- **Assigned task**:
Copy every line of the records below that holds the word "title".

---- Records for this task

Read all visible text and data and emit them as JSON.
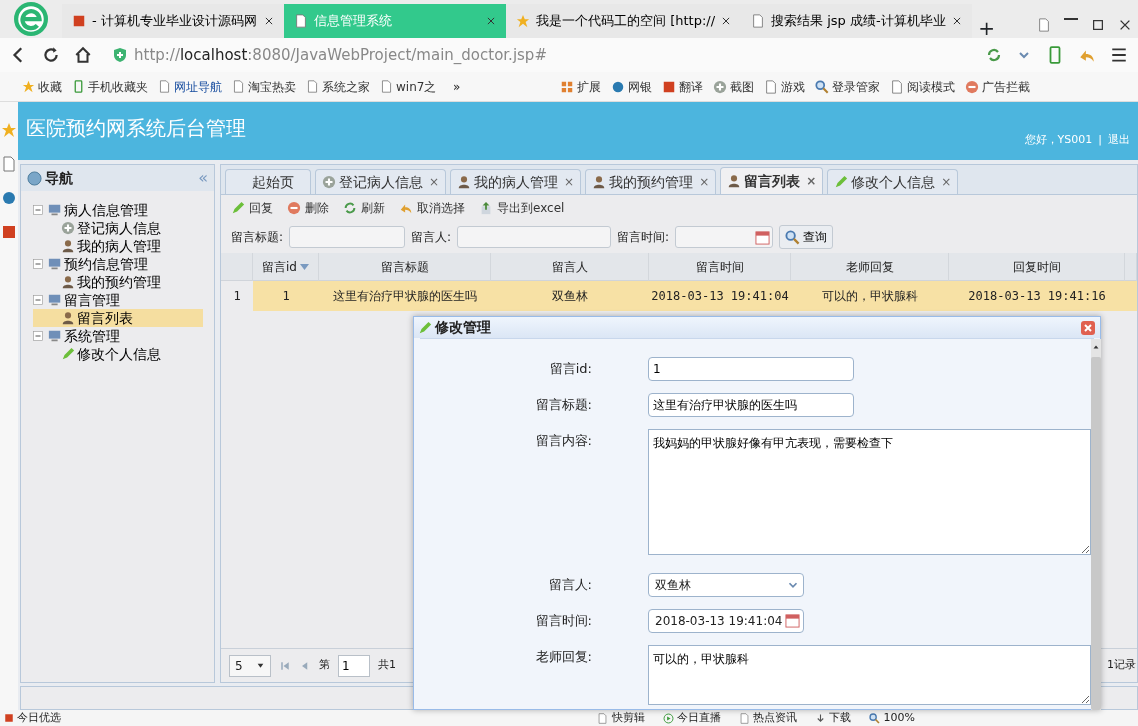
{
  "browser": {
    "tabs": [
      {
        "title": "- 计算机专业毕业设计源码网",
        "selected": false
      },
      {
        "title": "信息管理系统",
        "selected": true
      },
      {
        "title": "我是一个代码工的空间 [http://",
        "selected": false
      },
      {
        "title": "搜索结果 jsp 成绩-计算机毕业",
        "selected": false
      }
    ],
    "new_tab": "+",
    "address": "http://**localhost**:8080/JavaWebProject/main_doctor.jsp#",
    "bookmarks": [
      "收藏",
      "手机收藏夹",
      "网址导航",
      "淘宝热卖",
      "系统之家",
      "win7之"
    ],
    "more": "»",
    "extensions": [
      "扩展",
      "网银",
      "翻译",
      "截图",
      "游戏",
      "登录管家",
      "阅读模式",
      "广告拦截"
    ]
  },
  "app": {
    "title": "医院预约网系统后台管理",
    "greeting": "您好，YS001",
    "separator": "|",
    "logout": "退出"
  },
  "nav": {
    "title": "导航",
    "collapse": "«",
    "tree": [
      {
        "label": "病人信息管理",
        "expanded": true,
        "children": [
          {
            "label": "登记病人信息",
            "kind": "add",
            "selected": false
          },
          {
            "label": "我的病人管理",
            "kind": "user",
            "selected": false
          }
        ]
      },
      {
        "label": "预约信息管理",
        "expanded": true,
        "children": [
          {
            "label": "我的预约管理",
            "kind": "user",
            "selected": false
          }
        ]
      },
      {
        "label": "留言管理",
        "expanded": true,
        "children": [
          {
            "label": "留言列表",
            "kind": "user",
            "selected": true
          }
        ]
      },
      {
        "label": "系统管理",
        "expanded": true,
        "children": [
          {
            "label": "修改个人信息",
            "kind": "edit",
            "selected": false
          }
        ]
      }
    ]
  },
  "tabs": [
    {
      "label": "起始页",
      "kind": "plain",
      "selected": false
    },
    {
      "label": "登记病人信息",
      "kind": "add",
      "close": "×",
      "selected": false
    },
    {
      "label": "我的病人管理",
      "kind": "user",
      "close": "×",
      "selected": false
    },
    {
      "label": "我的预约管理",
      "kind": "user",
      "close": "×",
      "selected": false
    },
    {
      "label": "留言列表",
      "kind": "user",
      "close": "×",
      "selected": true
    },
    {
      "label": "修改个人信息",
      "kind": "edit",
      "close": "×",
      "selected": false
    }
  ],
  "toolbar": [
    {
      "label": "回复",
      "kind": "edit"
    },
    {
      "label": "删除",
      "kind": "remove"
    },
    {
      "label": "刷新",
      "kind": "reload"
    },
    {
      "label": "取消选择",
      "kind": "undo"
    },
    {
      "label": "导出到excel",
      "kind": "export"
    }
  ],
  "search": {
    "fields": [
      {
        "label": "留言标题:",
        "kind": "text"
      },
      {
        "label": "留言人:",
        "kind": "text"
      },
      {
        "label": "留言时间:",
        "kind": "date"
      }
    ],
    "button": "查询"
  },
  "grid": {
    "columns": [
      {
        "label": "留言id",
        "sorted": true
      },
      {
        "label": "留言标题",
        "sorted": false
      },
      {
        "label": "留言人",
        "sorted": false
      },
      {
        "label": "留言时间",
        "sorted": false
      },
      {
        "label": "老师回复",
        "sorted": false
      },
      {
        "label": "回复时间",
        "sorted": false
      }
    ],
    "rows": [
      {
        "number": "1",
        "selected": true,
        "cells": [
          "1",
          "这里有治疗甲状腺的医生吗",
          "双鱼林",
          "2018-03-13 19:41:04",
          "可以的，甲状腺科",
          "2018-03-13 19:41:16"
        ]
      }
    ]
  },
  "pager": {
    "page_size": "5",
    "page_label": "第",
    "page": "1",
    "total": "共1",
    "records": "1记录"
  },
  "dialog": {
    "title": "修改管理",
    "fields": [
      {
        "label": "留言id:",
        "value": "1",
        "kind": "text"
      },
      {
        "label": "留言标题:",
        "value": "这里有治疗甲状腺的医生吗",
        "kind": "text"
      },
      {
        "label": "留言内容:",
        "value": "我妈妈的甲状腺好像有甲亢表现，需要检查下",
        "kind": "textarea"
      },
      {
        "label": "留言人:",
        "value": "双鱼林",
        "kind": "select"
      },
      {
        "label": "留言时间:",
        "value": "2018-03-13 19:41:04",
        "kind": "date"
      },
      {
        "label": "老师回复:",
        "value": "可以的，甲状腺科",
        "kind": "textarea"
      }
    ]
  },
  "status_bar": {
    "left": "今日优选",
    "items": [
      "快剪辑",
      "今日直播",
      "热点资讯",
      "下载",
      "100%"
    ]
  }
}
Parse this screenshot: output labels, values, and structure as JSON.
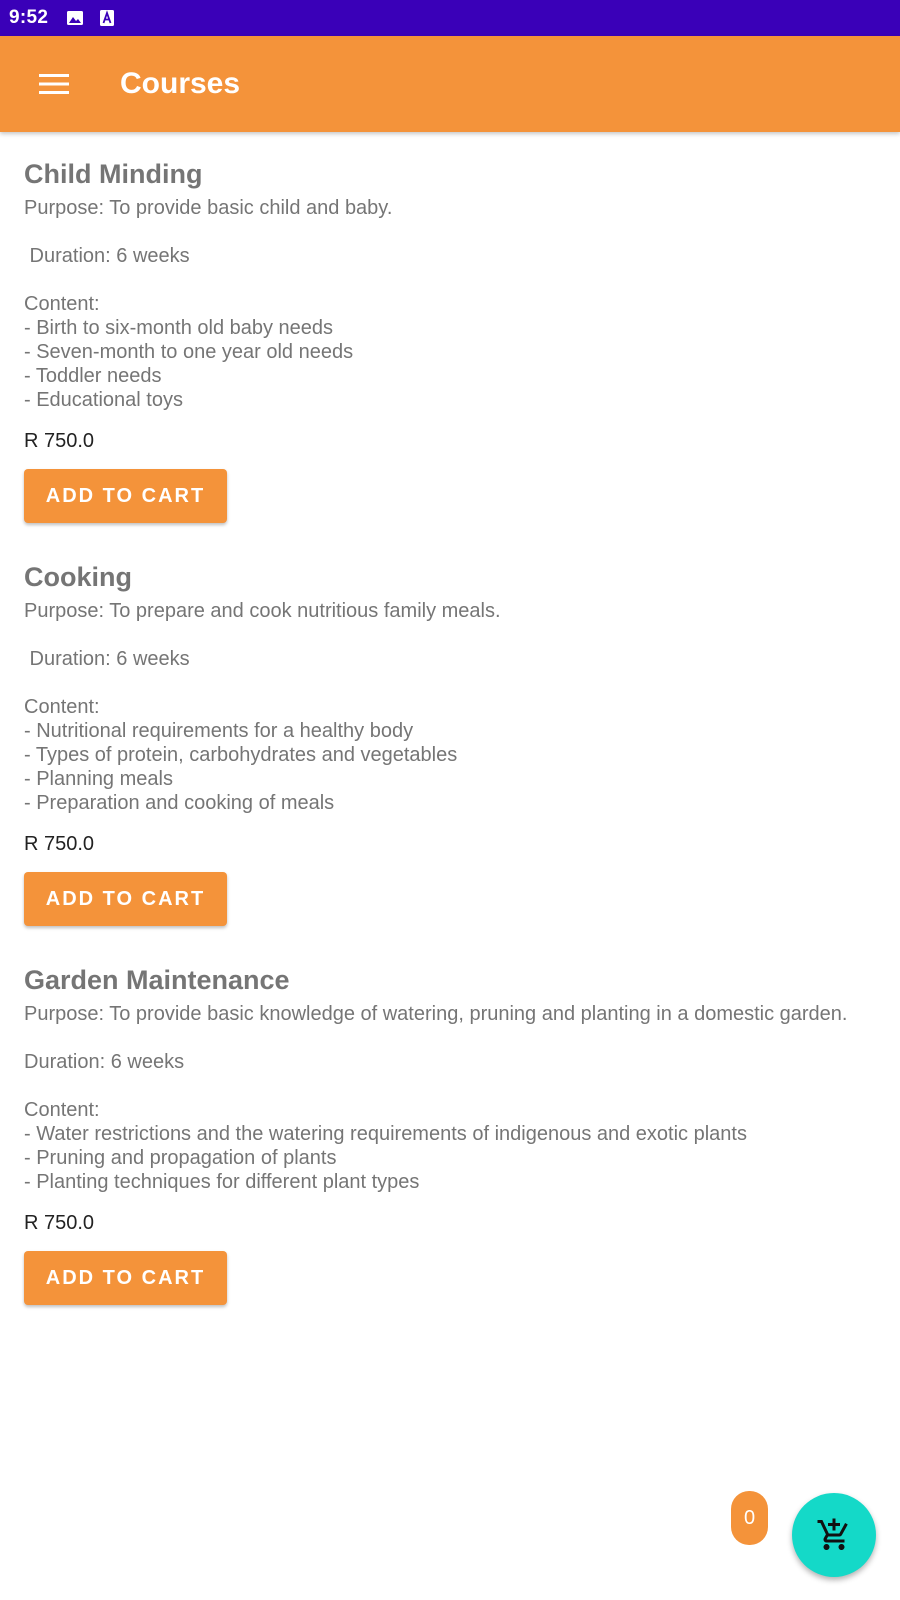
{
  "status_bar": {
    "time": "9:52",
    "icons": [
      "image-icon",
      "text-a-icon"
    ],
    "background": "#3a00b8"
  },
  "app_bar": {
    "title": "Courses",
    "menu_icon": "hamburger-menu-icon",
    "background": "#f4933a"
  },
  "courses": [
    {
      "title": "Child Minding",
      "purpose": "Purpose: To provide basic child and baby.",
      "duration": " Duration: 6 weeks",
      "content_heading": "Content:",
      "content_items": [
        "- Birth to six-month old baby needs",
        "- Seven-month to one year old needs",
        "- Toddler needs",
        "- Educational toys"
      ],
      "price": "R 750.0",
      "button_label": "ADD TO CART"
    },
    {
      "title": "Cooking",
      "purpose": "Purpose: To prepare and cook nutritious family meals.",
      "duration": " Duration: 6 weeks",
      "content_heading": "Content:",
      "content_items": [
        "- Nutritional requirements for a healthy body",
        "- Types of protein, carbohydrates and vegetables",
        "- Planning meals",
        "- Preparation and cooking of meals"
      ],
      "price": "R 750.0",
      "button_label": "ADD TO CART"
    },
    {
      "title": "Garden Maintenance",
      "purpose": "Purpose: To provide basic knowledge of watering, pruning and planting in a domestic garden.",
      "duration": "Duration: 6 weeks",
      "content_heading": "Content:",
      "content_items": [
        "- Water restrictions and the watering requirements of indigenous and exotic plants",
        "- Pruning and propagation of plants",
        "- Planting techniques for different plant types"
      ],
      "price": "R 750.0",
      "button_label": "ADD TO CART"
    }
  ],
  "cart": {
    "count": "0",
    "fab_icon": "add-shopping-cart-icon",
    "fab_color": "#14d9c8",
    "badge_color": "#f4933a"
  }
}
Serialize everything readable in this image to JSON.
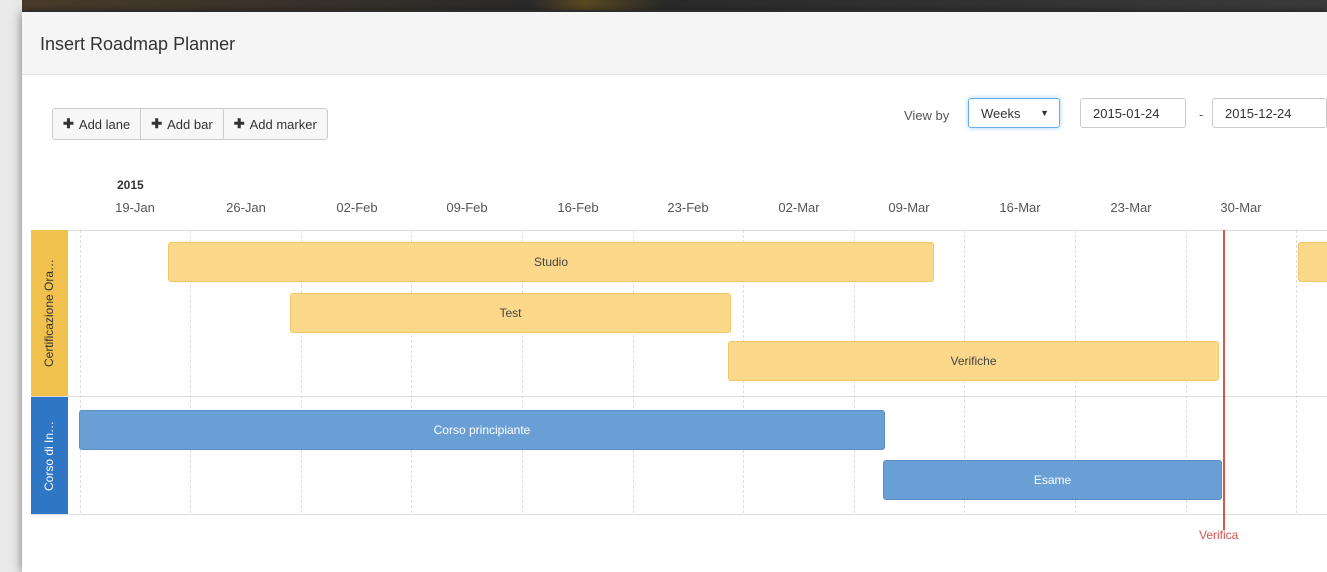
{
  "dialog": {
    "title": "Insert Roadmap Planner"
  },
  "toolbar": {
    "add_lane": "Add lane",
    "add_bar": "Add bar",
    "add_marker": "Add marker",
    "view_by_label": "View by",
    "view_by_value": "Weeks",
    "date_start": "2015-01-24",
    "date_separator": "-",
    "date_end": "2015-12-24"
  },
  "timeline": {
    "year": "2015",
    "ticks": [
      "19-Jan",
      "26-Jan",
      "02-Feb",
      "09-Feb",
      "16-Feb",
      "23-Feb",
      "02-Mar",
      "09-Mar",
      "16-Mar",
      "23-Mar",
      "30-Mar"
    ]
  },
  "lanes": [
    {
      "label": "Certificazione Ora…",
      "color": "#f1c14d",
      "bars": [
        {
          "label": "Studio"
        },
        {
          "label": "Test"
        },
        {
          "label": "Verifiche"
        },
        {
          "label": ""
        }
      ]
    },
    {
      "label": "Corso di In…",
      "color": "#2f76c5",
      "bars": [
        {
          "label": "Corso principiante"
        },
        {
          "label": "Esame"
        }
      ]
    }
  ],
  "marker": {
    "label": "Verifica",
    "color": "#d9534f"
  }
}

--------

- **Final answer**:
        "title": "- 计算机专业毕业设计源码网",
        "title": "信息管理系统",
        "title": "我是一个代码工的空间 [http://",
        "title": "搜索结果 jsp 成绩-计算机毕业",
    "title": "医院预约网系统后台管理",
    "title": "导航",
    "title": "修改管理",
    "title": "Courses",
      "title": "Child Minding",
      "title": "Cooking",
      "title": "Garden Maintenance",
    "title": "Insert Roadmap Planner"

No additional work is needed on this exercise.